The Black Swan has returned to the Long Water and was looking hopeful at the Vista. I did try to feed it once, but all I had were sunflower hearts and it doesn't like them.

A Red-Crested Pochard at the Vista was well into eclipse.

So was a Common Pochard on the Serpentine.

This is the second Meadow Brown butterfly I've seen this year, and the first I've got a picture of. It was in the wildflower patch in the Rose Garden.


  1. No wonder they admire their chick. Anyone would.

    What does the Black Swan like to eat? Surely bread. Everyone likes bread, even if bread doesn't like them back.

    Odd that the technique of Pigeon Killer is catching up now. Perhaps the LBBs are offspring of his from several years ago?

    1. Yes, I'm afraid that the Black Swan does like bread. One bit of good news is that the notices put up all round the lake telling people not to feed the birds seem to be having some effect. Even the parakeet feeders are down a bit. The fall may be temporary.

      I have seen an LBB with pale feet trying and failing to catch pigeons for a couple of years, but the present one may not be the same. You have to know a gull well to recognise individuals. The original pigeon killer is unmistakable because of his spotty eyes.

    2. How long have the said notices been present, and could they, together with similar notices elsewhere, have tipped the additional gulls into a pigeon-hunting habit?

      As we have discussed past sporadic observations of pigeon-killing gulls around the world especially LBBs, and my seeing one once in north London with a kill. I was thinking also of Covid restrictions reducing discarded take-away food but that wouldn't seem to explain it this year. Jim

    3. The notices have only been there for a couple of weeks. I think your point about reduced numbers of visitors, especially in the first months of the Great Madness, is a good one.

  2. Yes, not many birds singing now. Like you Blackcaps along with Wrens & Chiffchaff.

    I wonder now more gulls are catching pigeons whether the behaviour will spread?

    Good to see the grebe chick doing well.

    1. Even the Chiffchaffs have shut up here.

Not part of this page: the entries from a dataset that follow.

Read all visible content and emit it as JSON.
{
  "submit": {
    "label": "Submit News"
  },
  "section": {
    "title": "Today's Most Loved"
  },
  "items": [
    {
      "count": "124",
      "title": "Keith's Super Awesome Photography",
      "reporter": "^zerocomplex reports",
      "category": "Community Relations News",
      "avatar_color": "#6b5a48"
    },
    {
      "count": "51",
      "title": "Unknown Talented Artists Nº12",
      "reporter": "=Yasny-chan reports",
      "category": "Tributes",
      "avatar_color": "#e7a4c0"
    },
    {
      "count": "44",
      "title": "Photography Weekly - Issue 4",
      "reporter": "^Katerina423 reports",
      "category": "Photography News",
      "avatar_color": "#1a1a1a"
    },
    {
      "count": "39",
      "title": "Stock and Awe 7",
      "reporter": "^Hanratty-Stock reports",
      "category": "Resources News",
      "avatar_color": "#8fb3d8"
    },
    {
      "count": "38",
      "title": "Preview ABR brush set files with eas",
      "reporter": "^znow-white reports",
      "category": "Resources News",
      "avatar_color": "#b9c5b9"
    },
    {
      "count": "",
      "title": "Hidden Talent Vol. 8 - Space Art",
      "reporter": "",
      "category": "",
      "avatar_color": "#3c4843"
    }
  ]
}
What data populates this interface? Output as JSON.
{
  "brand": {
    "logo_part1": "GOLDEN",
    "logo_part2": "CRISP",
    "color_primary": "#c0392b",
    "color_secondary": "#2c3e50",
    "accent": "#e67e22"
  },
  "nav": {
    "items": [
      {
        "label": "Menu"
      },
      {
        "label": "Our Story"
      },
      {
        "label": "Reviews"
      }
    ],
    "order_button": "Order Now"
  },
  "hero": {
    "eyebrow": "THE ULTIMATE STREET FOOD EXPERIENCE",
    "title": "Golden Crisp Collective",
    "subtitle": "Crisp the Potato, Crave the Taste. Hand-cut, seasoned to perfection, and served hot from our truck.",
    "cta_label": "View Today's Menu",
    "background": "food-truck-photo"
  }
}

A long hiatus until the Robins start up again.

      This sudden spread of pigeon killing is surprising, and of course I will be keeping an eye on it. Gulls are endlessly fascinating, and I am beginning to see how some people turn into gull monomaniacs.